Bartholomew Holzhauser
(1613 - 1658)

The tenth chapter of the Apocalypse comprises, according to Holzhauser, special revelations respecting the MIGHTY MONARCH and the ENLIGHTENED POPE, as we may reasonably assume, that God would not leave the world without some indication as to these great Renovators of an age apparently not very remote.

Revelations (Apocalypse) 10: 1-7 “And I saw, another mighty angel come down from heaven, clothed with a cloud; and a rainbow was on his head, and his face was as the sun, and his feet as pillars of fire.And he had in his hand a little book open; and he set his right foot upon the sea, and his left foot upon the earth; and he cried with a loud voice, as when a lion roars... And the angel whom I saw standing upon the sea and upon the earth, lifted up his hand, and swore by Him who created all things, that time shall be no longer; but that the mystery of God shall be finished, as He hath declared by His servants the prophets.”

[Holzhauser writes] “This is the lofty description of that MIGHTY MONARCH sent by God.He is a mighty angel, for no one can resist him, the envoy of God. He will come down from heaven; that is to say, he will be born in the bosom of the Catholic church.The cloud with which he is clothed signifies humility, with which, from youth upward, and without any great parade, he walks in the simplicity of his heart.The protection of God is also thereby indicated, that, on account of his humility, will encompass him.The rainbow about his head denotes, that he will bring peace to the whole earth.The solar luster of his brow signifies the splendor of his glory, his honor, his holiness, his talents, so that all princes will follow (Beykirch, p. 141) his example.The fiery pillars symbolize the vast extent of his power, and the fire of his religious zeal...

“The spread of the church over all countries will take place by the instrumentality of this STRONG MONARCH, and before the destruction of the world, Christianity will be preached to all nations of the earth; as this is foretold in Matthew 24: 4; in Isaiah 2: 2; and in Micheas (Micah) 4: 2. To this wide diffusion of Christianity allusion is made, when John is obliged to measure the temple of God.(Apocalypse 11: 1).

“And John saw one sitting upon a cloud, a son of man, with a golden crown upon his head, and a sharp sickle in his hand.(Apocalypse 14: 14)

[Holzhauser continues] "This is the second vision respecting the MIGHTY MONARCH; the crown is that of the holy Roman empire;the sickle in his hand, his unconquerable army, with which, without sustaining a defeat, he will vanquish all the enemies of God and His church.

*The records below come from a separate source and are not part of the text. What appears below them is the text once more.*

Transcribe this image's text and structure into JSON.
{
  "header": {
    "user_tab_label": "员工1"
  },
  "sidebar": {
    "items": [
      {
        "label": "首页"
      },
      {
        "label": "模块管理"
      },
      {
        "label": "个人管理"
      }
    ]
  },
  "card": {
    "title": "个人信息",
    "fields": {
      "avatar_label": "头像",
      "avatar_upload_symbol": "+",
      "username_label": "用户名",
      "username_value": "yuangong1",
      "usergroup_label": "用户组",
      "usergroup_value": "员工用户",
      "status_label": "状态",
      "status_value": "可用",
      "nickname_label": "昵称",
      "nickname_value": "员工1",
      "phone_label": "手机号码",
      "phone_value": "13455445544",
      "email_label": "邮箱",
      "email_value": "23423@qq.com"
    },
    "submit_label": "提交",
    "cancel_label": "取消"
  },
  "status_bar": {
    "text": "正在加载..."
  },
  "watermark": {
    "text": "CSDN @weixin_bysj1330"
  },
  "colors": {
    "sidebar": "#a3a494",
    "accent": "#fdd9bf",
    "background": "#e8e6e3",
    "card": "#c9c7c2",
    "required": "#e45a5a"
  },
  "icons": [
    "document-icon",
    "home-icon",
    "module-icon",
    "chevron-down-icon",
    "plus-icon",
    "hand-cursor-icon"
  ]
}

“And another angel came out of the temple, crying with a loud voice to him that sat upon the cloud, ‘Thrust in thy sickle, and reap, because the hour is come to reap, for the harvest of the earth is ripe.’ (Apocalypse 14: 15).

[Holzhauser explains] “This angel of the Lord is that GREAT AND HOLY POPE, who, moved by God, will cry out of the sanctuary of the church to that MIGHTY MONARCH, to root out the tares of wickedness, for the harvest is over-ripe; the measure of sins and abominations is overflowing. Instructed by a divine revelation, the HOLY POPE will, by communicating the same, stir up the hearts of princes to a common war; and God will touch the hearts of the soldiers, that, animated with one spirit, they all will adhere to the MIGHTY MONARCH.” (Beykirch, pp. 30 – 32).

Bartholomäus Holzhauser’s Lebensgeschichte, und Geschte, Nebst dessen Erklärung der Offenbarung des heiligen Johannes.[Bartholomew Holzhauser’s Life, Visions, and Commentary on St. John’s Revelations.] Translated from the Latin, and accompanied with Introductory and Explanatory Remarks, By LEWIS CLARUS, Two volumes, Ratisbon: 1849. Prophetenstimmen mit Erklärungen.Sammlung von Prophezeiungen.[Prophetic Voices with Explanations.A Collection of Prophecies.] By THOMAS BEYKIRCH, Licentiate of Divinity, and Curate at Dortmund.Paderborn:1849, September, 1850, page 121 – 148,German Prophecies on the State of the Church, published in the Dublin ReviewVol. XXIX, 1850.
Transcribed for you from PDF (CatholicProphecy_Bartholomew Holzhauser.pdf) by Cousin Jeanne. Obtained from


Love, Jeanne